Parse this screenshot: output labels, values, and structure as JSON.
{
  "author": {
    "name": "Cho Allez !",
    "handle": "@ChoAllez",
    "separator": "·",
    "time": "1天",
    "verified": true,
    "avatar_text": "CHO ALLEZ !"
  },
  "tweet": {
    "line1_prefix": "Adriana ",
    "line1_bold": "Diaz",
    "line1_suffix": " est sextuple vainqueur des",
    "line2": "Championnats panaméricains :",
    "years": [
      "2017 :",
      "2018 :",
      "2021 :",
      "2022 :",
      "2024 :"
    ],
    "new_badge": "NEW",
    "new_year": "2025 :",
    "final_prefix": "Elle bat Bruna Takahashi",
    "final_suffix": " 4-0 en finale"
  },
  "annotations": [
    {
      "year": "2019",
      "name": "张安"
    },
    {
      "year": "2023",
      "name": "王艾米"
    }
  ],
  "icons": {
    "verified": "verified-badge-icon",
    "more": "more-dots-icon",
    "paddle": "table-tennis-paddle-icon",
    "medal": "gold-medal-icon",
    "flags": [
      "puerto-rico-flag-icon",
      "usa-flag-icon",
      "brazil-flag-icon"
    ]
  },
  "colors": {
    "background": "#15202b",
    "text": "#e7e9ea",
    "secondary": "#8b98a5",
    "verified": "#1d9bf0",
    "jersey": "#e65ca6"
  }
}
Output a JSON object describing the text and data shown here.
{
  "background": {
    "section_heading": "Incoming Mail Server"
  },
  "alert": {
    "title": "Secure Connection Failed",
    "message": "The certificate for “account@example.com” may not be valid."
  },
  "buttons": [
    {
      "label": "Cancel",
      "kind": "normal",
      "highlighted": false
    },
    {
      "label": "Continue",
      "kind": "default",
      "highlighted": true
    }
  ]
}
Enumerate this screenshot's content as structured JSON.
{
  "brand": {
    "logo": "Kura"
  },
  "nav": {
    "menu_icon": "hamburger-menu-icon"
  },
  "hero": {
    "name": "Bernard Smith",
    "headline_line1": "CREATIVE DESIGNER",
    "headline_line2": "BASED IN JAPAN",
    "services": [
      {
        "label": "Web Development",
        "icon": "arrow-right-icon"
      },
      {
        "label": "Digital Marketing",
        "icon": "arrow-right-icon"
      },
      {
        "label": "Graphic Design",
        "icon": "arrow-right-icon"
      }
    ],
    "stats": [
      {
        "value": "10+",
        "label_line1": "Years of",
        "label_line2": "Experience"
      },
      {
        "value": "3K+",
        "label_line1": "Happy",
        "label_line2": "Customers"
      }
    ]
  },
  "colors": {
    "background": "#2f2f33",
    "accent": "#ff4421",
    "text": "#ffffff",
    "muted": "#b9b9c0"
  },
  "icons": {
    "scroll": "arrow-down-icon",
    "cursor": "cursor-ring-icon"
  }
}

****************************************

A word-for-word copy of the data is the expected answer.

Parse this screenshot: output labels, values, and structure as JSON.
{
  "author": {
    "name": "Cho Allez !",
    "handle": "@ChoAllez",
    "separator": "·",
    "time": "1天",
    "verified": true,
    "avatar_text": "CHO ALLEZ !"
  },
  "tweet": {
    "line1_prefix": "Adriana ",
    "line1_bold": "Diaz",
    "line1_suffix": " est sextuple vainqueur des",
    "line2": "Championnats panaméricains :",
    "years": [
      "2017 :",
      "2018 :",
      "2021 :",
      "2022 :",
      "2024 :"
    ],
    "new_badge": "NEW",
    "new_year": "2025 :",
    "final_prefix": "Elle bat Bruna Takahashi",
    "final_suffix": " 4-0 en finale"
  },
  "annotations": [
    {
      "year": "2019",
      "name": "张安"
    },
    {
      "year": "2023",
      "name": "王艾米"
    }
  ],
  "icons": {
    "verified": "verified-badge-icon",
    "more": "more-dots-icon",
    "paddle": "table-tennis-paddle-icon",
    "medal": "gold-medal-icon",
    "flags": [
      "puerto-rico-flag-icon",
      "usa-flag-icon",
      "brazil-flag-icon"
    ]
  },
  "colors": {
    "background": "#15202b",
    "text": "#e7e9ea",
    "secondary": "#8b98a5",
    "verified": "#1d9bf0",
    "jersey": "#e65ca6"
  }
}
Output a JSON object describing the text and data shown here.
{
  "background": {
    "section_heading": "Incoming Mail Server"
  },
  "alert": {
    "title": "Secure Connection Failed",
    "message": "The certificate for “account@example.com” may not be valid."
  },
  "buttons": [
    {
      "label": "Cancel",
      "kind": "normal",
      "highlighted": false
    },
    {
      "label": "Continue",
      "kind": "default",
      "highlighted": true
    }
  ]
}
Enumerate this screenshot's content as structured JSON.
{
  "brand": {
    "logo": "Kura"
  },
  "nav": {
    "menu_icon": "hamburger-menu-icon"
  },
  "hero": {
    "name": "Bernard Smith",
    "headline_line1": "CREATIVE DESIGNER",
    "headline_line2": "BASED IN JAPAN",
    "services": [
      {
        "label": "Web Development",
        "icon": "arrow-right-icon"
      },
      {
        "label": "Digital Marketing",
        "icon": "arrow-right-icon"
      },
      {
        "label": "Graphic Design",
        "icon": "arrow-right-icon"
      }
    ],
    "stats": [
      {
        "value": "10+",
        "label_line1": "Years of",
        "label_line2": "Experience"
      },
      {
        "value": "3K+",
        "label_line1": "Happy",
        "label_line2": "Customers"
      }
    ]
  },
  "colors": {
    "background": "#2f2f33",
    "accent": "#ff4421",
    "text": "#ffffff",
    "muted": "#b9b9c0"
  },
  "icons": {
    "scroll": "arrow-down-icon",
    "cursor": "cursor-ring-icon"
  }
}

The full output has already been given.